Sunday, March 15, 2009


This group was also at the OAKE conference and deserves its own post. Libana has been singing together for 30 yrs. There are 6 members in the group. I couldn't tell if they'd all been together 30 yrs or if there had been member changes. I think the latter because some of the performers seemed like they were in their 30s.
From the group's website [http://www.libana.com/]: Libana is a women's world music ensemble that illuminates the creativity, vision, and spirit of the world's women through the performance of traditional and contemporary music and dance.
This group sang a capella and with simple accompaniment. The songs were in the native languages. The accompaniment might be drums and tambourines of various sizes and other small percussion instruments, a wind instrument, and a lute. Some of their music included traditional women's dances. Simple costuming - mainly scarves - completed their outfits of black.
Each song was of a different culture: Bulgarian, Armenian, Japanese, Arabic, etc. The variety kept the concert very entertaining. The groups learns many of their numbers first hand from people of the cultures. This gives great authenticity to their performances.
One song from the Middle East appealed to me. It was called a "zar" (I'm unsure of the spelling, but is pronounced the same as "tsar"). It is a healing song/dance where a woman joins with the women of her community and seeks healing (of some sort) through the music and movement. It is difficult to describe it. It had a couple or three singers and a dancer. The dancer moves as she is moved by the music. Then as the music's tempo, which begins slowly, builds feverishly the dancer's movements become more energetic. It was easy, as an audience member, to become caught up in the performance.
It is not very often that I thoroughly enjoy a group's performance. I did enjoy this group - so much so that I bought one of their CDs.

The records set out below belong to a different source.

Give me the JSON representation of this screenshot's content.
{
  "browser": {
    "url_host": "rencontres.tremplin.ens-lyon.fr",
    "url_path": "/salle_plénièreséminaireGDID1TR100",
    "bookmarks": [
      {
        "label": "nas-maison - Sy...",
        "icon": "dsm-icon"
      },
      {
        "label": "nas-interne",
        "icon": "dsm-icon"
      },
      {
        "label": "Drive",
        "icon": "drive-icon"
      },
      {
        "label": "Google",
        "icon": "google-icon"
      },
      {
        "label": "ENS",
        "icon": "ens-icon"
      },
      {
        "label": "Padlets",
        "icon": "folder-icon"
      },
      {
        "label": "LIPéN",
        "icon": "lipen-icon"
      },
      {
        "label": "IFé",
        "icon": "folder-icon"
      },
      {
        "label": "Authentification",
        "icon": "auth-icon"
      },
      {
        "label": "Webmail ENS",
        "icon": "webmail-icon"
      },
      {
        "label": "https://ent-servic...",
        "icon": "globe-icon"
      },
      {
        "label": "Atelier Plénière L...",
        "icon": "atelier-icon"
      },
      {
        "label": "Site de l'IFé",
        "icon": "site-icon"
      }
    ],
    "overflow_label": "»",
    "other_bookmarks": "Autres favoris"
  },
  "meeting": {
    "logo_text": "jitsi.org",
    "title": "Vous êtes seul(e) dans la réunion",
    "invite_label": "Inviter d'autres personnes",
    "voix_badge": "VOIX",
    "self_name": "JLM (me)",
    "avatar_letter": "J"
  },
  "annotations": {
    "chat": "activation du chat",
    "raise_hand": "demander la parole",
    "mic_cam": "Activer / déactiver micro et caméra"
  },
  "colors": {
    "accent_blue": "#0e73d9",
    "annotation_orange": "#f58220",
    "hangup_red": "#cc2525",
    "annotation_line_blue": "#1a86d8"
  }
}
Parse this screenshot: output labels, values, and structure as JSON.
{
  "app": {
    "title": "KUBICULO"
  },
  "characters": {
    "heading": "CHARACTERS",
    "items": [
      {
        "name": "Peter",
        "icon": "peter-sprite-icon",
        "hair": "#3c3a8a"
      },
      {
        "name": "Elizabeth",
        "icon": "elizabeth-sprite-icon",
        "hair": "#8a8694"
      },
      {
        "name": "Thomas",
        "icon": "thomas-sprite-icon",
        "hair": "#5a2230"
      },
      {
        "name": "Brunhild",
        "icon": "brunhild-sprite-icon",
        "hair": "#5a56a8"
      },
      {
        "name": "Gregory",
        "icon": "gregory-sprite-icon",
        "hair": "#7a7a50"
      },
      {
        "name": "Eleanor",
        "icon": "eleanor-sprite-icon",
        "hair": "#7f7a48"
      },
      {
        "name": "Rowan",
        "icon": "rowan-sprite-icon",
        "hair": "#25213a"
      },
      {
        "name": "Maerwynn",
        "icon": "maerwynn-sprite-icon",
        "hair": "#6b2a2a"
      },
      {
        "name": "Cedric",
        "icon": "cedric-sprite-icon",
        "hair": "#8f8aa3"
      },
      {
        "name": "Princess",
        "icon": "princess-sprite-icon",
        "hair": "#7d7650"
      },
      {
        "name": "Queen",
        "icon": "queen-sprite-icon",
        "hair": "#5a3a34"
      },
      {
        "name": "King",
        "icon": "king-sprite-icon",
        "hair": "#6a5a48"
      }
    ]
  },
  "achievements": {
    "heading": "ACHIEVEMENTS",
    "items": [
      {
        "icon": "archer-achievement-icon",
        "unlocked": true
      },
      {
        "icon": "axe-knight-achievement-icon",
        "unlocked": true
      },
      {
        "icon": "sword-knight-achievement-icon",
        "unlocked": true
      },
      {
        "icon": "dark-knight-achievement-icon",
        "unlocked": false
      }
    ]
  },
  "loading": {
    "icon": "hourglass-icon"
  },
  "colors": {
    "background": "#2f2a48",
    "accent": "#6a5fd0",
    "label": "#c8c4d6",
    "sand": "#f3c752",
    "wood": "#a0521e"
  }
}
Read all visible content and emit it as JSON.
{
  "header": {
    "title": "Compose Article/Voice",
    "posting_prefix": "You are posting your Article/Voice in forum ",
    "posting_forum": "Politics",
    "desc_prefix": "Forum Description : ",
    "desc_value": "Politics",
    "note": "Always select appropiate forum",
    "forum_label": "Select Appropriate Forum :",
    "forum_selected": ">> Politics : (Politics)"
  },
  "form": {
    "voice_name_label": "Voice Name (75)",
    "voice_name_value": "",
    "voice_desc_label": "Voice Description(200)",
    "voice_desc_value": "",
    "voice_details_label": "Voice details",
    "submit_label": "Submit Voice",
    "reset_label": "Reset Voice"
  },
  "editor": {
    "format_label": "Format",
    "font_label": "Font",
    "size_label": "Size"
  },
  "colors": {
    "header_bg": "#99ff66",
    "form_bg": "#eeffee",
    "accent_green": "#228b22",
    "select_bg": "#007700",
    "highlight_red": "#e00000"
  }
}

OAKE National Conference

I have returned from the OAKE National Conference which was held in Washington, DC. This organization is a group of music educators who adhere to the Zoltan Kodaly pedagogy. My masters degree was in music education with a Kodaly emphasis; hence, my specialty area is in "Kodaly". I have a fondness for this group and have met many amazing musicians.
Of course, a music conference is filled with just that MUSIC!
The organization has a theme song called "Harmonia Mundi". It is sung at all gatherings of Kodaly educators and, since everyone singing is a music teacher of some sort, the music is glorious! The words are: "We gather here together with joyful heart and mind. We raise our voices ever our distant souls to bind. To remember in this moment of friendship, love, and joy, that music made together may one day heal mankind." To stand and watch people's faces as they are singing this is quite an experience. The faces are nearly blissful.
All sessions are music oriented and there are concerts throughout the day.
Thursday night the Washington DC Men's Camerata performed. They were quite good. Of course, Kodaly educators only promote quality music and I love listening to men's choruses so I knew this would be a great concert. A favorite that they sang was Biebl's "Ave Maria" [NAXOS BIS-CD-533 Track 11]. It just swells and encompasses the listener.

Tuesday, March 10, 2009

The First Post

I hope to use this blog to inform family, friends, students, colleagues, and anyone who cares to read this about quirky music related things that strike my fancy. As I search the web I often stumble across newsworthy music-related items. Of course, I realize they may only be of interest to me. If that be the case then this blog will serve as a journal for me. So please join me on this Musical Sojourn.
May you find peace...